### What you are asked to do
Without the images, write out the entries word for word.

### Source material
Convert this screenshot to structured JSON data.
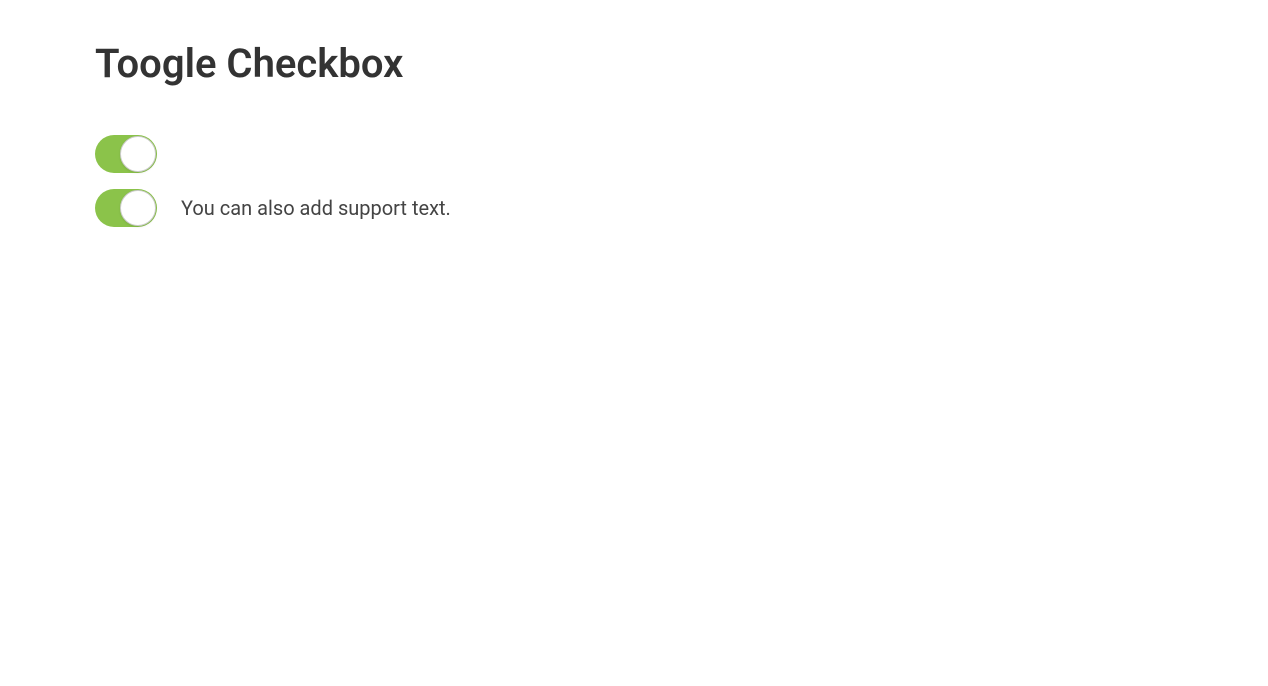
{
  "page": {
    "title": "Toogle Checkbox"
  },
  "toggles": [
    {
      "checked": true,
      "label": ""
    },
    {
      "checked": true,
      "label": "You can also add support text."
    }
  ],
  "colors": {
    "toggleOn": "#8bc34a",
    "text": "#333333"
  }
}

### Result below
Convert this screenshot to structured JSON data.
{
  "page": {
    "title": "Toogle Checkbox"
  },
  "toggles": [
    {
      "checked": true,
      "label": ""
    },
    {
      "checked": true,
      "label": "You can also add support text."
    }
  ],
  "colors": {
    "toggleOn": "#8bc34a",
    "text": "#333333"
  }
}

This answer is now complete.